**Prompt:**
Can you pull out each line of the data below that includes the word "Recording"?

[Start of section]

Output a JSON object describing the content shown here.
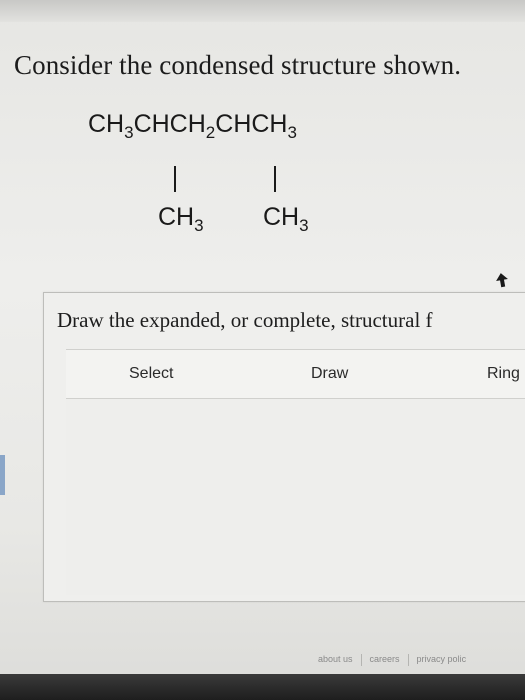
{
  "question": {
    "title": "Consider the condensed structure shown.",
    "formula": {
      "parts": [
        {
          "text": "CH"
        },
        {
          "sub": "3"
        },
        {
          "text": "CHCH"
        },
        {
          "sub": "2"
        },
        {
          "text": "CHCH"
        },
        {
          "sub": "3"
        }
      ],
      "branches": [
        {
          "text": "CH",
          "sub": "3"
        },
        {
          "text": "CH",
          "sub": "3"
        }
      ]
    }
  },
  "panel": {
    "prompt": "Draw the expanded, or complete, structural f",
    "tools": {
      "select": "Select",
      "draw": "Draw",
      "rings": "Ring"
    }
  },
  "footer": {
    "about": "about us",
    "careers": "careers",
    "privacy": "privacy polic"
  }
}
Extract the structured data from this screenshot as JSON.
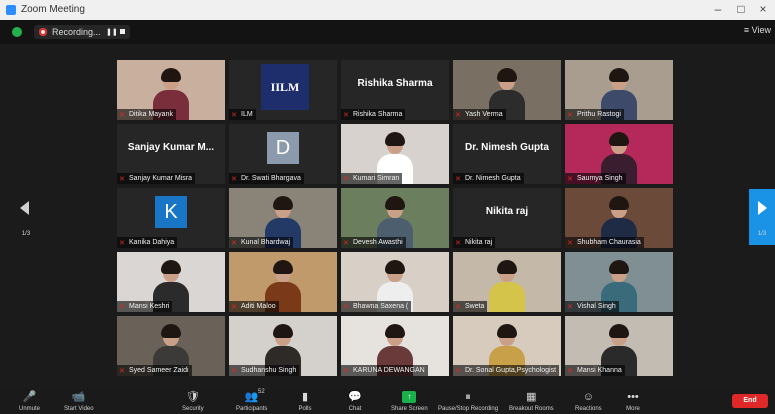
{
  "window": {
    "title": "Zoom Meeting",
    "controls": [
      "–",
      "□",
      "×"
    ]
  },
  "topbar": {
    "recording_label": "Recording...",
    "view_label": "≡ View"
  },
  "grid": {
    "page_indicator": "1/3",
    "tiles": [
      [
        {
          "label": "Ditika Mayank",
          "kind": "photo",
          "bg": "#c9b09e",
          "shirt": "#7a2e3c"
        },
        {
          "label": "ILM",
          "kind": "logo",
          "logo_text": "IILM",
          "bg": "#1e2d6b"
        },
        {
          "label": "Rishika Sharma",
          "kind": "name",
          "display": "Rishika Sharma"
        },
        {
          "label": "Yash Verma",
          "kind": "photo",
          "bg": "#7a6f63",
          "shirt": "#2c2c2c"
        },
        {
          "label": "Prithu Rastogi",
          "kind": "photo",
          "bg": "#a99d90",
          "shirt": "#3e4a6a"
        }
      ],
      [
        {
          "label": "Sanjay Kumar Misra",
          "kind": "name",
          "display": "Sanjay Kumar M..."
        },
        {
          "label": "Dr. Swati Bhargava",
          "kind": "avatar",
          "letter": "D",
          "bg": "#8b9aad"
        },
        {
          "label": "Kumari Simran",
          "kind": "photo",
          "bg": "#d8d2ce",
          "shirt": "#ffffff"
        },
        {
          "label": "Dr. Nimesh Gupta",
          "kind": "name",
          "display": "Dr. Nimesh Gupta"
        },
        {
          "label": "Saumya Singh",
          "kind": "photo",
          "bg": "#b4295a",
          "shirt": "#3a1e30"
        }
      ],
      [
        {
          "label": "Kanika Dahiya",
          "kind": "avatar",
          "letter": "K",
          "bg": "#1976c6"
        },
        {
          "label": "Kunal Bhardwaj",
          "kind": "photo",
          "bg": "#8a8478",
          "shirt": "#233a66",
          "active": true
        },
        {
          "label": "Devesh Awasthi",
          "kind": "photo",
          "bg": "#6b7e5e",
          "shirt": "#4d5e6e"
        },
        {
          "label": "Nikita raj",
          "kind": "name",
          "display": "Nikita raj"
        },
        {
          "label": "Shubham Chaurasia",
          "kind": "photo",
          "bg": "#6b4a3a",
          "shirt": "#1f2a44"
        }
      ],
      [
        {
          "label": "Mansi Keshri",
          "kind": "photo",
          "bg": "#d9d6d3",
          "shirt": "#2b2b2b"
        },
        {
          "label": "Aditi Maloo",
          "kind": "photo",
          "bg": "#c09a6a",
          "shirt": "#7a3a1a"
        },
        {
          "label": "Bhawna Saxena (",
          "kind": "photo",
          "bg": "#d8cfc6",
          "shirt": "#eeeeee"
        },
        {
          "label": "Sweta",
          "kind": "photo",
          "bg": "#c4b8a8",
          "shirt": "#d4c44a"
        },
        {
          "label": "Vishal Singh",
          "kind": "photo",
          "bg": "#7f8f94",
          "shirt": "#3a6b7a"
        }
      ],
      [
        {
          "label": "Syed Sameer Zaidi",
          "kind": "photo",
          "bg": "#6a6258",
          "shirt": "#3b3a38"
        },
        {
          "label": "Sudhanshu Singh",
          "kind": "photo",
          "bg": "#d4d0cc",
          "shirt": "#2e2a28"
        },
        {
          "label": "KARUNA DEWANGAN",
          "kind": "photo",
          "bg": "#e6e2de",
          "shirt": "#6a3a3a"
        },
        {
          "label": "Dr. Sonal Gupta,Psychologist",
          "kind": "photo",
          "bg": "#d6cbbd",
          "shirt": "#c9a04a"
        },
        {
          "label": "Mansi Khanna",
          "kind": "photo",
          "bg": "#c2bcb3",
          "shirt": "#2a2a2a"
        }
      ]
    ]
  },
  "toolbar": {
    "items": [
      {
        "id": "unmute",
        "label": "Unmute",
        "icon": "🎤"
      },
      {
        "id": "video",
        "label": "Start Video",
        "icon": "📹"
      },
      {
        "id": "security",
        "label": "Security",
        "icon": "🛡"
      },
      {
        "id": "participants",
        "label": "Participants",
        "icon": "👥",
        "count": "52"
      },
      {
        "id": "polls",
        "label": "Polls",
        "icon": "▮"
      },
      {
        "id": "chat",
        "label": "Chat",
        "icon": "💬"
      },
      {
        "id": "share",
        "label": "Share Screen",
        "icon": "↑"
      },
      {
        "id": "record",
        "label": "Pause/Stop Recording",
        "icon": "⏸"
      },
      {
        "id": "breakout",
        "label": "Breakout Rooms",
        "icon": "▦"
      },
      {
        "id": "reactions",
        "label": "Reactions",
        "icon": "☺"
      },
      {
        "id": "more",
        "label": "More",
        "icon": "•••"
      }
    ],
    "end_label": "End"
  },
  "colors": {
    "active_speaker": "#c6d600",
    "nav_accent": "#1a93e6",
    "end": "#e02828",
    "muted": "#e02828"
  }
}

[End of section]

**Final answer:**
    "recording_label": "Recording...",
        "label": "Pause/Stop Recording",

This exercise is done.